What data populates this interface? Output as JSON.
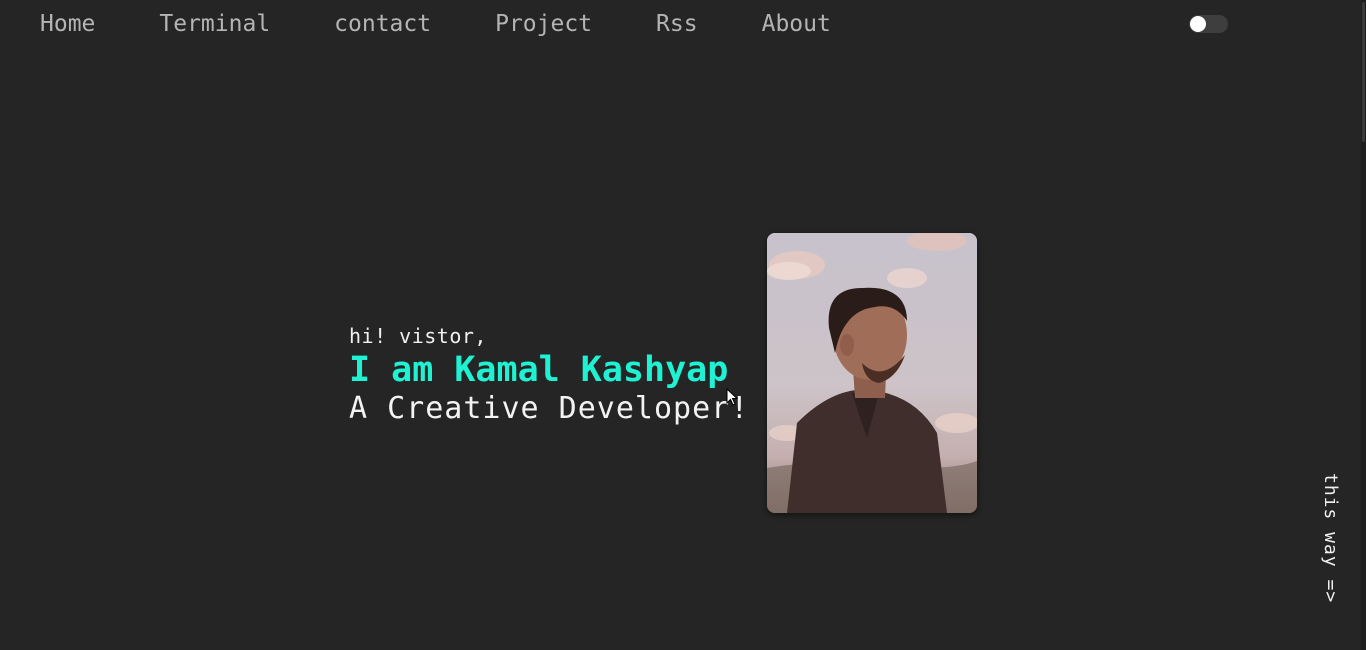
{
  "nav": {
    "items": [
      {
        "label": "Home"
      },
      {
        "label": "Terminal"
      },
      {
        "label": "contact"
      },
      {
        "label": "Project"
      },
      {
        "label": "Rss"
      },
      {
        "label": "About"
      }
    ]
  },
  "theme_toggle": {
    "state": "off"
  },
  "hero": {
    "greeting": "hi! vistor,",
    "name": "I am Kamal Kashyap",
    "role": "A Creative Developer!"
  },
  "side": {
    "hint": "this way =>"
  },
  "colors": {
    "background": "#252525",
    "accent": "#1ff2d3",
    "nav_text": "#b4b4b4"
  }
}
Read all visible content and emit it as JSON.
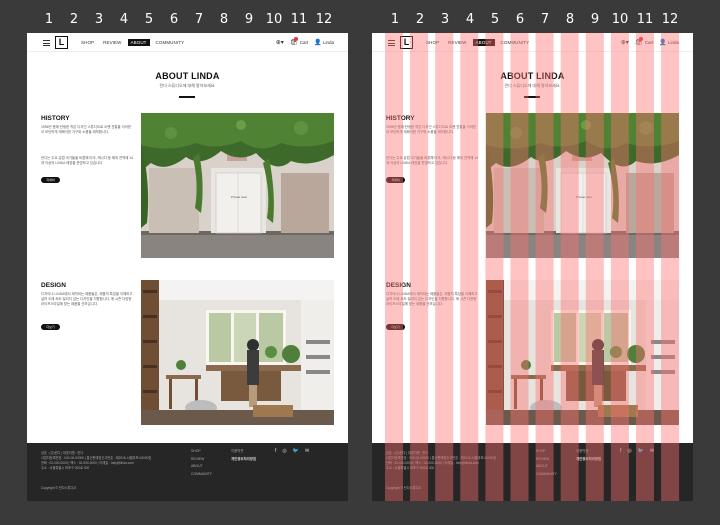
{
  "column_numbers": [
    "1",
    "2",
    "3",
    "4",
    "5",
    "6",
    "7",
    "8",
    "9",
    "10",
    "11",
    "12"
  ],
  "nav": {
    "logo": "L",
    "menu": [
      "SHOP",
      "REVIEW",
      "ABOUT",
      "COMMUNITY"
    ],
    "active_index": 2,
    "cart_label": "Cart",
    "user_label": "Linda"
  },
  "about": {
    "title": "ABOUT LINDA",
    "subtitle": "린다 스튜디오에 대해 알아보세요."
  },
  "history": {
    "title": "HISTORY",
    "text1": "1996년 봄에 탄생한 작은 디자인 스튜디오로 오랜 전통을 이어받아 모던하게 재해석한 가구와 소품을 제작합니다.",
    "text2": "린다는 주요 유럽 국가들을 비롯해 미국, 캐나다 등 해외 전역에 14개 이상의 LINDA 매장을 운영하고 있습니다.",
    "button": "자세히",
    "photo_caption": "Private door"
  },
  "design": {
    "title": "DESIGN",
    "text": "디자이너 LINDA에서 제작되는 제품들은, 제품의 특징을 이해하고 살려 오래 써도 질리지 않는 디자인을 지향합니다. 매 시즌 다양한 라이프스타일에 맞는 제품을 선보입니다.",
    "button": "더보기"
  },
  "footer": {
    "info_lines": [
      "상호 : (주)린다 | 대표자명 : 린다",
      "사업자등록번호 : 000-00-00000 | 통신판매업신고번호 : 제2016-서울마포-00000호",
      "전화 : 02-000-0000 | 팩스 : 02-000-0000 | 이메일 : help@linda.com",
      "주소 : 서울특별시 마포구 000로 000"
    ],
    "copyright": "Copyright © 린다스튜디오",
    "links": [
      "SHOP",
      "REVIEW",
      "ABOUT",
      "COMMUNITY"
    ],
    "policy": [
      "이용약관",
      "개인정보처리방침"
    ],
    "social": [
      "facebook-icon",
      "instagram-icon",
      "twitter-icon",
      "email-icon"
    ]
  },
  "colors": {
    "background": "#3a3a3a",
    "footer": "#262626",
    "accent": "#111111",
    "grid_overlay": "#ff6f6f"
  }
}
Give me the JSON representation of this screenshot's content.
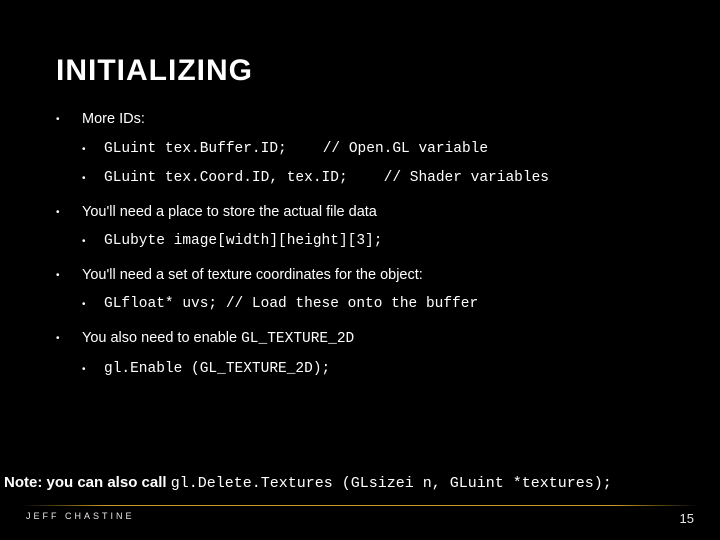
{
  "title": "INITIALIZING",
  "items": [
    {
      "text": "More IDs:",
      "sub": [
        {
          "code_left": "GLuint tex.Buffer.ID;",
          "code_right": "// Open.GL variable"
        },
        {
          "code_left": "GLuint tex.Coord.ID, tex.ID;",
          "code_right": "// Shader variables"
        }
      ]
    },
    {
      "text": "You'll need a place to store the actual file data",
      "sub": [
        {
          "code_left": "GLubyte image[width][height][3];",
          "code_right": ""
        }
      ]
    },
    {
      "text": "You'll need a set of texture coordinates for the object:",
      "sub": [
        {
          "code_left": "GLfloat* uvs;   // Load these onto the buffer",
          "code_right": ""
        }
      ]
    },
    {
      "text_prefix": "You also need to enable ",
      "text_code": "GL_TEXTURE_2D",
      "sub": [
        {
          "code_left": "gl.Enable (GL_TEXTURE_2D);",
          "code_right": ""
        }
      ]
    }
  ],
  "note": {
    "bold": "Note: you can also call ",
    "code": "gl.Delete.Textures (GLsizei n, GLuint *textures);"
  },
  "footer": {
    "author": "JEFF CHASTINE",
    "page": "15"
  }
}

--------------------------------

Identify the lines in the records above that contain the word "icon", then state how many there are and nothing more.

4